→ Your assignment
Below are records to be repeated exactly. Leave their pictures behind.

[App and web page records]
- - - -

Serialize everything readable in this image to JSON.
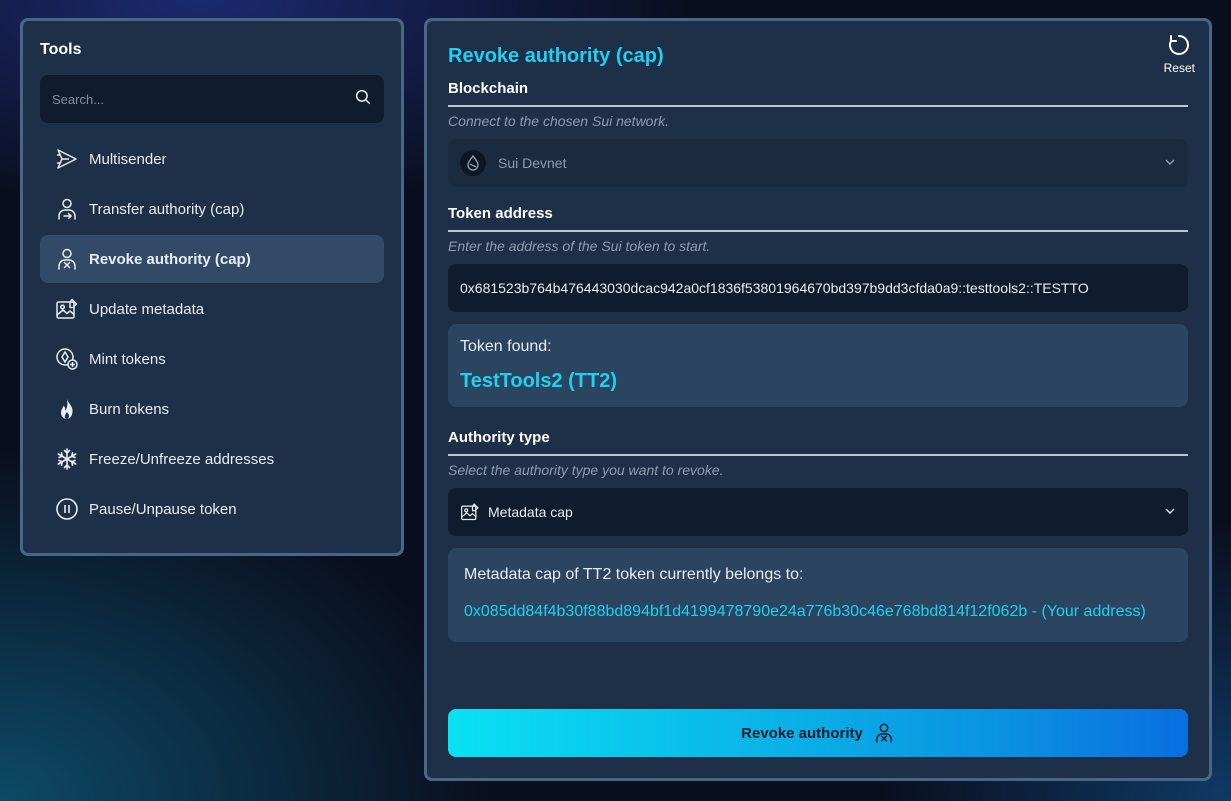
{
  "sidebar": {
    "title": "Tools",
    "search_placeholder": "Search...",
    "items": [
      {
        "label": "Multisender",
        "icon": "send-icon"
      },
      {
        "label": "Transfer authority (cap)",
        "icon": "user-transfer-icon"
      },
      {
        "label": "Revoke authority (cap)",
        "icon": "user-revoke-icon",
        "active": true
      },
      {
        "label": "Update metadata",
        "icon": "image-edit-icon"
      },
      {
        "label": "Mint tokens",
        "icon": "coin-plus-icon"
      },
      {
        "label": "Burn tokens",
        "icon": "flame-icon"
      },
      {
        "label": "Freeze/Unfreeze addresses",
        "icon": "snowflake-icon"
      },
      {
        "label": "Pause/Unpause token",
        "icon": "pause-icon"
      }
    ]
  },
  "main": {
    "title": "Revoke authority (cap)",
    "reset_label": "Reset",
    "blockchain": {
      "label": "Blockchain",
      "hint": "Connect to the chosen Sui network.",
      "selected": "Sui Devnet"
    },
    "token_address": {
      "label": "Token address",
      "hint": "Enter the address of the Sui token to start.",
      "value": "0x681523b764b476443030dcac942a0cf1836f53801964670bd397b9dd3cfda0a9::testtools2::TESTTO"
    },
    "token_found": {
      "label": "Token found:",
      "name": "TestTools2 (TT2)"
    },
    "authority_type": {
      "label": "Authority type",
      "hint": "Select the authority type you want to revoke.",
      "selected": "Metadata cap"
    },
    "owner": {
      "label": "Metadata cap of TT2 token currently belongs to:",
      "address": "0x085dd84f4b30f88bd894bf1d4199478790e24a776b30c46e768bd814f12f062b - (Your address)"
    },
    "revoke_button_label": "Revoke authority"
  },
  "colors": {
    "accent": "#1fd0f0",
    "panel_bg": "#1e3047",
    "border": "#4a6686"
  }
}
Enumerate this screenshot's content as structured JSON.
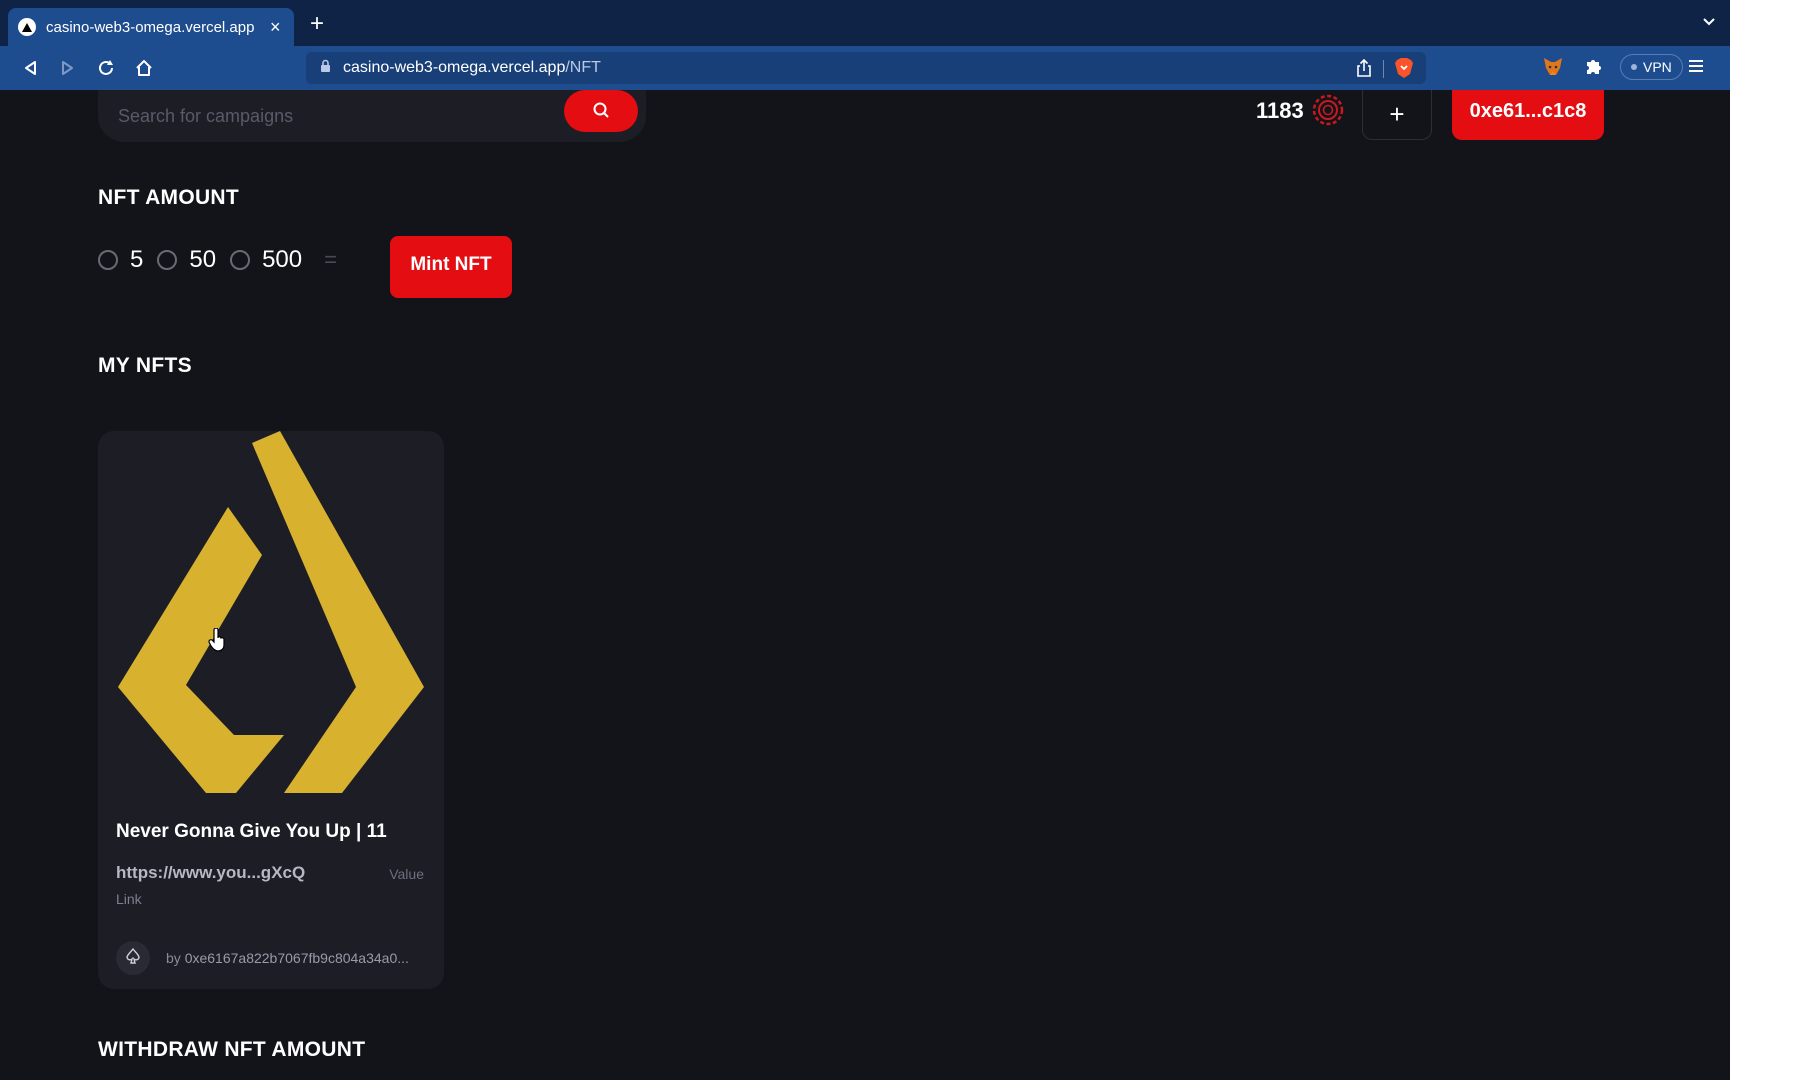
{
  "browser": {
    "tab_title": "casino-web3-omega.vercel.app",
    "tab_close": "×",
    "new_tab": "+",
    "url_host": "casino-web3-omega.vercel.app",
    "url_path": "/NFT",
    "vpn_label": "VPN"
  },
  "header": {
    "search_placeholder": "Search for campaigns",
    "balance": "1183",
    "add_label": "+",
    "wallet_label": "0xe61...c1c8"
  },
  "mint": {
    "title": "NFT AMOUNT",
    "options": [
      "5",
      "50",
      "500"
    ],
    "equals": "=",
    "button_label": "Mint NFT"
  },
  "my_nfts": {
    "title": "MY NFTS",
    "items": [
      {
        "name": "Never Gonna Give You Up | 11",
        "link": "https://www.you...gXcQ",
        "value_label": "Value",
        "link_label": "Link",
        "by_label": "by",
        "owner": "0xe6167a822b7067fb9c804a34a0..."
      }
    ]
  },
  "withdraw": {
    "title": "WITHDRAW NFT AMOUNT"
  },
  "colors": {
    "accent": "#e30d12",
    "background": "#13131a",
    "card": "#1d1d26",
    "nft_logo": "#d8b22f",
    "browser_chrome": "#1e4d8f"
  },
  "icons": {
    "tab_favicon": "vercel-triangle-icon",
    "back": "back-arrow-icon",
    "forward": "forward-arrow-icon",
    "reload": "reload-icon",
    "home": "home-icon",
    "lock": "lock-icon",
    "share": "share-icon",
    "brave": "brave-shield-icon",
    "metamask": "metamask-fox-icon",
    "extensions": "puzzle-icon",
    "menu": "hamburger-menu-icon",
    "search": "search-icon",
    "chip": "casino-chip-icon"
  }
}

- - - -

→ Completed exercise
Serialize everything readable in this image to JSON.
{
  "sidebar": {
    "title": "Tools",
    "search_placeholder": "Search...",
    "items": [
      {
        "label": "Multisender",
        "icon": "send-icon"
      },
      {
        "label": "Transfer authority (cap)",
        "icon": "user-transfer-icon"
      },
      {
        "label": "Revoke authority (cap)",
        "icon": "user-revoke-icon",
        "active": true
      },
      {
        "label": "Update metadata",
        "icon": "image-edit-icon"
      },
      {
        "label": "Mint tokens",
        "icon": "coin-plus-icon"
      },
      {
        "label": "Burn tokens",
        "icon": "flame-icon"
      },
      {
        "label": "Freeze/Unfreeze addresses",
        "icon": "snowflake-icon"
      },
      {
        "label": "Pause/Unpause token",
        "icon": "pause-icon"
      }
    ]
  },
  "main": {
    "title": "Revoke authority (cap)",
    "reset_label": "Reset",
    "blockchain": {
      "label": "Blockchain",
      "hint": "Connect to the chosen Sui network.",
      "selected": "Sui Devnet"
    },
    "token_address": {
      "label": "Token address",
      "hint": "Enter the address of the Sui token to start.",
      "value": "0x681523b764b476443030dcac942a0cf1836f53801964670bd397b9dd3cfda0a9::testtools2::TESTTO"
    },
    "token_found": {
      "label": "Token found:",
      "name": "TestTools2 (TT2)"
    },
    "authority_type": {
      "label": "Authority type",
      "hint": "Select the authority type you want to revoke.",
      "selected": "Metadata cap"
    },
    "owner": {
      "label": "Metadata cap of TT2 token currently belongs to:",
      "address": "0x085dd84f4b30f88bd894bf1d4199478790e24a776b30c46e768bd814f12f062b - (Your address)"
    },
    "revoke_button_label": "Revoke authority"
  },
  "colors": {
    "accent": "#1fd0f0",
    "panel_bg": "#1e3047",
    "border": "#4a6686"
  }
}
Enumerate this screenshot's content as structured JSON.
{
  "browser": {
    "tab_title": "casino-web3-omega.vercel.app",
    "tab_close": "×",
    "new_tab": "+",
    "url_host": "casino-web3-omega.vercel.app",
    "url_path": "/NFT",
    "vpn_label": "VPN"
  },
  "header": {
    "search_placeholder": "Search for campaigns",
    "balance": "1183",
    "add_label": "+",
    "wallet_label": "0xe61...c1c8"
  },
  "mint": {
    "title": "NFT AMOUNT",
    "options": [
      "5",
      "50",
      "500"
    ],
    "equals": "=",
    "button_label": "Mint NFT"
  },
  "my_nfts": {
    "title": "MY NFTS",
    "items": [
      {
        "name": "Never Gonna Give You Up | 11",
        "link": "https://www.you...gXcQ",
        "value_label": "Value",
        "link_label": "Link",
        "by_label": "by",
        "owner": "0xe6167a822b7067fb9c804a34a0..."
      }
    ]
  },
  "withdraw": {
    "title": "WITHDRAW NFT AMOUNT"
  },
  "colors": {
    "accent": "#e30d12",
    "background": "#13131a",
    "card": "#1d1d26",
    "nft_logo": "#d8b22f",
    "browser_chrome": "#1e4d8f"
  },
  "icons": {
    "tab_favicon": "vercel-triangle-icon",
    "back": "back-arrow-icon",
    "forward": "forward-arrow-icon",
    "reload": "reload-icon",
    "home": "home-icon",
    "lock": "lock-icon",
    "share": "share-icon",
    "brave": "brave-shield-icon",
    "metamask": "metamask-fox-icon",
    "extensions": "puzzle-icon",
    "menu": "hamburger-menu-icon",
    "search": "search-icon",
    "chip": "casino-chip-icon"
  }
}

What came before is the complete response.